We humans brush our teeth twice a day, but we forget that our four-legged friends need to take care of their pearly whites, too. Gum disease is the most common condition that affects adult pets, and it's one of the most preventable. Besides daily brushing at home, your dog may be due for a professional dental cleaning, which means putting them under general anesthesia so that the vet can properly check, X-ray, clean, and polish their teeth.

A proper weight is crucial for your dog’s health and well-being. Because every breed is different, it's hard to know the right number for your little (or big) guy. But it’s especially important for specific breeds that are prone to conditions like arthritis, hip dysplasia, heart disease, and more. If your pup does have a few extra pounds to drop, ask your vet if they can recommend any weight loss and exercise plans.

The many aisles of dog food at the pet store can be a bit overwhelming. Ask your vet for advice on types and brands that may work best.

Even indoor pets are at risk for dangerous pests that may choose your pet as their next meal. Ask your vet about which flea, tick, and heartworm prevention medicines they recommend for your pooch. The right ones may depend on where you live, your pet's lifestyle, and your budget. Some flea and tick meds are pills they swallow, medication you put on their skin, or collars or tags they can wear. Heartworm prevention can come as a monthly chewables, topical liquid or injectables.

This is your chance to ask the doctor if Fido's behavior is just a quirk or a sign that something is going on with their health. If something seems off, your vet will likely recommend treatments or refer you to a qualified trainer or veterinary behaviorist to solve problems like aggression, anxiety, a lot of barking, urine marking, and other issues. 

Ask your vet about costs for routine tests as well as specialized exams before your dog gets them. Make sure you understand each fee and why it is necessary for your pooch's health.

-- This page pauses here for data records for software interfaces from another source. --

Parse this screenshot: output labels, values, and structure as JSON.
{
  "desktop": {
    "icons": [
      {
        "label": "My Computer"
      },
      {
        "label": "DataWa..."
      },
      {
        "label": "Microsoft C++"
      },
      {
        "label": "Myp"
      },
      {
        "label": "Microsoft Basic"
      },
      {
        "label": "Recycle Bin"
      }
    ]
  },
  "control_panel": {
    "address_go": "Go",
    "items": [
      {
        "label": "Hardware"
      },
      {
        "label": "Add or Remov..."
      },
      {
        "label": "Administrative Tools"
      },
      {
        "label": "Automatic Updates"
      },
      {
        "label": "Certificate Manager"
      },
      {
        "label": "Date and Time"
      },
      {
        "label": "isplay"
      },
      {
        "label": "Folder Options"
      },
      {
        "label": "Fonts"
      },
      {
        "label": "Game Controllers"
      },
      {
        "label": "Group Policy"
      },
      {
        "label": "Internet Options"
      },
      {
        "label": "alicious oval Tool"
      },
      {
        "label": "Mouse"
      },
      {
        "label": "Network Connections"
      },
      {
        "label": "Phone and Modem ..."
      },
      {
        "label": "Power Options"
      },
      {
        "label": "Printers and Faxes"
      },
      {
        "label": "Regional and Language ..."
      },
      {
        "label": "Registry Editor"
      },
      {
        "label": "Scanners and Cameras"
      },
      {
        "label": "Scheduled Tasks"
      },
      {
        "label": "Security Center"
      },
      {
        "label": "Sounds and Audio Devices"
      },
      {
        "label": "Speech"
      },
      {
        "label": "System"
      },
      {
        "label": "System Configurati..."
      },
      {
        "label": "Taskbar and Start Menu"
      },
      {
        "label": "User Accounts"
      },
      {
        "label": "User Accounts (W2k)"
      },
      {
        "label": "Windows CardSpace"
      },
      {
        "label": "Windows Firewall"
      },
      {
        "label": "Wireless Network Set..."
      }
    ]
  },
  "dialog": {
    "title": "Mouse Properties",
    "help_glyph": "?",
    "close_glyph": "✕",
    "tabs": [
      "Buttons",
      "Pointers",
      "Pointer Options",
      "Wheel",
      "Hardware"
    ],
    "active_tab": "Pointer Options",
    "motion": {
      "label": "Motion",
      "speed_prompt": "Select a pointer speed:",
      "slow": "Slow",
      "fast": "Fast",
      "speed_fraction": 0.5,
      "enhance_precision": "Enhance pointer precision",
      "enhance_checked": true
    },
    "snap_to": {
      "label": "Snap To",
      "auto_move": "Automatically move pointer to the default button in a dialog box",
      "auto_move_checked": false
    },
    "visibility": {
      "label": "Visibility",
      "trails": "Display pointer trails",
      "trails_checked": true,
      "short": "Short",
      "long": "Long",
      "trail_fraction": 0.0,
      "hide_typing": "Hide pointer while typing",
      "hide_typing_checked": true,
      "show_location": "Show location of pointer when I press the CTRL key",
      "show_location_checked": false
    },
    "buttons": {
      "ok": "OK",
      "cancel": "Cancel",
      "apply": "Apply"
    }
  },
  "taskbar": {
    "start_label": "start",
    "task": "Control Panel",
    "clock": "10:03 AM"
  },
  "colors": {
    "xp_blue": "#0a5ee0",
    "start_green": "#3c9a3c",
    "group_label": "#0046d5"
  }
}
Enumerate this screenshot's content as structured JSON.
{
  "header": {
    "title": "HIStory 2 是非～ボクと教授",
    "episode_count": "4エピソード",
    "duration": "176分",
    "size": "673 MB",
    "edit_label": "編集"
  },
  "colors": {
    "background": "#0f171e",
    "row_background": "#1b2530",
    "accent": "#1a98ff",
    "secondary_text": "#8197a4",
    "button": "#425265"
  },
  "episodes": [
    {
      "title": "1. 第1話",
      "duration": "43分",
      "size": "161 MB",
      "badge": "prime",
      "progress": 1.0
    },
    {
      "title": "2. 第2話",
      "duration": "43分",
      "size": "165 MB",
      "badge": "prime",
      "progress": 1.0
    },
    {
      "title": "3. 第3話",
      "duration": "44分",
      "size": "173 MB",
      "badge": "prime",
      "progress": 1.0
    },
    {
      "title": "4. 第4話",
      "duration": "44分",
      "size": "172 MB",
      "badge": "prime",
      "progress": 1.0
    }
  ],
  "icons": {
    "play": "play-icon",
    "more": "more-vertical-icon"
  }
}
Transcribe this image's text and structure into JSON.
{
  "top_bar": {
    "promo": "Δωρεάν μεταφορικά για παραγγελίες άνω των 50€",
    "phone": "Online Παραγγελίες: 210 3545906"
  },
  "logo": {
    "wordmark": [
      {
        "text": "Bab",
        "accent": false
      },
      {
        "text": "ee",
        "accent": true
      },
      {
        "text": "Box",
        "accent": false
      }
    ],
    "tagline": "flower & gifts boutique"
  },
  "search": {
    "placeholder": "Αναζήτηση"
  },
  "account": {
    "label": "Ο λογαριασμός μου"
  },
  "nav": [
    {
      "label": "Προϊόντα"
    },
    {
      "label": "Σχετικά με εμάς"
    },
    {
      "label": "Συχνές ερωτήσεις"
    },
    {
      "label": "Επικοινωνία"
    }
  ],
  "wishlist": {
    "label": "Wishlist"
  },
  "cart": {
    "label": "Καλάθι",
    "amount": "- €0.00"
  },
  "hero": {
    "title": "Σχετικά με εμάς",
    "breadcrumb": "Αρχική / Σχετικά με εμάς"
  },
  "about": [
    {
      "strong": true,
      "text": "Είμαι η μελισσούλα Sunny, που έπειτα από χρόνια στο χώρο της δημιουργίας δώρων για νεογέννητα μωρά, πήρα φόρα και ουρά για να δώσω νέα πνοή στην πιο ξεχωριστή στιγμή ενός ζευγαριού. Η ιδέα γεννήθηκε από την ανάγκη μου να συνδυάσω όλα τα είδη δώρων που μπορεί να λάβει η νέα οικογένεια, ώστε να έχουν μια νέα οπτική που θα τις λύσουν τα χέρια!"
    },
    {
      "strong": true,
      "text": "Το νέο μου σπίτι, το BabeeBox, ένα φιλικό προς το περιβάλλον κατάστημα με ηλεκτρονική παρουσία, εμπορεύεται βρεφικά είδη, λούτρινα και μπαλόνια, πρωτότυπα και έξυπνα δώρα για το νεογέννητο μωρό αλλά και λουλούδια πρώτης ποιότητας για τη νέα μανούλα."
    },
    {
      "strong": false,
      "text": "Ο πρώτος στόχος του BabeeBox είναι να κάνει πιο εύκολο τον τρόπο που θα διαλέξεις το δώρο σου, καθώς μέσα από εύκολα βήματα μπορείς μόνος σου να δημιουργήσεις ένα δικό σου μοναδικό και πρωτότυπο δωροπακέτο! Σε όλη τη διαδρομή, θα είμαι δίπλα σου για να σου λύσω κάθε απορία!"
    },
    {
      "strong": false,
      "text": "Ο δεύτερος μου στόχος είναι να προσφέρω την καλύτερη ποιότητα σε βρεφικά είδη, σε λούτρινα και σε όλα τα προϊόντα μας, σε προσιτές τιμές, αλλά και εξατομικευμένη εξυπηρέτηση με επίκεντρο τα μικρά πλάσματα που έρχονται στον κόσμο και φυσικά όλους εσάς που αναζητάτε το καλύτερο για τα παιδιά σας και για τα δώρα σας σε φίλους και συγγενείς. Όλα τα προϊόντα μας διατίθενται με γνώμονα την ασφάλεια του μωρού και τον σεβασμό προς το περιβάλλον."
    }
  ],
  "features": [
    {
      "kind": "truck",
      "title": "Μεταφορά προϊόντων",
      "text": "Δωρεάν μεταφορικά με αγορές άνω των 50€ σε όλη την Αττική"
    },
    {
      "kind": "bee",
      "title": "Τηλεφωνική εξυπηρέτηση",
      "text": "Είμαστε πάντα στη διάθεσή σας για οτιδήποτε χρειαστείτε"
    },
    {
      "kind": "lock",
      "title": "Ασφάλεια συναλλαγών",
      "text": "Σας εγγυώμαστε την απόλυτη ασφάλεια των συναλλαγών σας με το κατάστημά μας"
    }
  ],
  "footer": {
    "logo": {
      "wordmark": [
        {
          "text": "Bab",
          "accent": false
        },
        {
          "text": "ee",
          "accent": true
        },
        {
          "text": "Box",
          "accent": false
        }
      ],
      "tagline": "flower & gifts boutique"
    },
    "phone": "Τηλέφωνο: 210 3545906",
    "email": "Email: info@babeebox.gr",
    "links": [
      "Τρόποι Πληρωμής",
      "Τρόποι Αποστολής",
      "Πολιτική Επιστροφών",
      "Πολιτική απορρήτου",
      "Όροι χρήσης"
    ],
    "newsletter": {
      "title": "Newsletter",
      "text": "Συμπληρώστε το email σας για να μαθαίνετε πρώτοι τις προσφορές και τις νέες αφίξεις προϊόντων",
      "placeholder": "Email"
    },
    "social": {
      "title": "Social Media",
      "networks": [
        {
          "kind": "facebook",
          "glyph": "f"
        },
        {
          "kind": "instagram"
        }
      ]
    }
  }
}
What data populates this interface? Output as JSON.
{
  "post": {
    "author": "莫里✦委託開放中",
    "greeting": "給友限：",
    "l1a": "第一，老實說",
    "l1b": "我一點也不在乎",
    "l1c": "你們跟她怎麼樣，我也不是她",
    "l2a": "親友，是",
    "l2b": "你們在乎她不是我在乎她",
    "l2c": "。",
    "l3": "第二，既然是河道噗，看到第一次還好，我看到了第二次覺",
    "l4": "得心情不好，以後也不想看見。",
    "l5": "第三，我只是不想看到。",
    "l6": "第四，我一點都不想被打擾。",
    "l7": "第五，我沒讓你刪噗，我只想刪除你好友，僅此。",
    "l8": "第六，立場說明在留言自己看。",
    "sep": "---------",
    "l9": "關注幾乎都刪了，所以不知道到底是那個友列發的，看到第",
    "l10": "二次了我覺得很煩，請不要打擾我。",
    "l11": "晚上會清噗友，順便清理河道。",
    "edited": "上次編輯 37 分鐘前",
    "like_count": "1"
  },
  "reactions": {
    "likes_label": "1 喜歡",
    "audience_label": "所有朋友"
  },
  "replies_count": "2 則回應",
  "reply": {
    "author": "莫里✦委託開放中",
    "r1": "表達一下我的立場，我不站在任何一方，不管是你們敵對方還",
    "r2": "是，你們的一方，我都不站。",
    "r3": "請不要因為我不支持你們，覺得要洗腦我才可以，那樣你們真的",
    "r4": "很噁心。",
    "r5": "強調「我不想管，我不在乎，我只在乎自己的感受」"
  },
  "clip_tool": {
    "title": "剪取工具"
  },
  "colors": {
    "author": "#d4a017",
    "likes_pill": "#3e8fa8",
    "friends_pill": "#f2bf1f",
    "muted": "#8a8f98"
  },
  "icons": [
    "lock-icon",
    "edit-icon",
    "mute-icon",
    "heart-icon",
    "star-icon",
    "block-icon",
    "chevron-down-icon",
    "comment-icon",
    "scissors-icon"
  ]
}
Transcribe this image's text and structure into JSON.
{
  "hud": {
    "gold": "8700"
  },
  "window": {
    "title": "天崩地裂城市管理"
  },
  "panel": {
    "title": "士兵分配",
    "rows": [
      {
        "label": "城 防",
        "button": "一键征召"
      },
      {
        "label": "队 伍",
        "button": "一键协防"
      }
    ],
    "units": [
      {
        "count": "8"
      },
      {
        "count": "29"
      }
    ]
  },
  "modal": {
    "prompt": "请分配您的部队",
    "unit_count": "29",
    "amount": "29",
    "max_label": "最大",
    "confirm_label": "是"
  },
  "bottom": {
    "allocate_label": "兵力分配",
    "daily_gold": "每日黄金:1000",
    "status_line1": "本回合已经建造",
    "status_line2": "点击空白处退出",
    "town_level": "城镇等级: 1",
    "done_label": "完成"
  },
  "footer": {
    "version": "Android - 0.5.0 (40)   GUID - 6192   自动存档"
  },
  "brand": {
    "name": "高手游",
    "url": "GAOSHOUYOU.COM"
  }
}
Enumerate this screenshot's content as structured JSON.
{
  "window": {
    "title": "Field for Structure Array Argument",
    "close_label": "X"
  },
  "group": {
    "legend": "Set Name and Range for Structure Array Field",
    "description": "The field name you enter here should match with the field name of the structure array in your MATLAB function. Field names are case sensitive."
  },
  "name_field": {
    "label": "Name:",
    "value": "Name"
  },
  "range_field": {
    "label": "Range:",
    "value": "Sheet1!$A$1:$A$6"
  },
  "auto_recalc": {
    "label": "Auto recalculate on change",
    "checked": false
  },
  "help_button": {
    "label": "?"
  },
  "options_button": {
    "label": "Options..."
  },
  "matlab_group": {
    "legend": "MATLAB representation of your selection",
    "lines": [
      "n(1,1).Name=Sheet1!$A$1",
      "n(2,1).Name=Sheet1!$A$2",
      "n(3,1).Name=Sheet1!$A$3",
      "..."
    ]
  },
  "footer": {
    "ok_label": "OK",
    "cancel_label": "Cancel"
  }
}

Your veterinarian is here to help your dog, so don't be afraid to ask what's going on and what you can do to help them live a long life.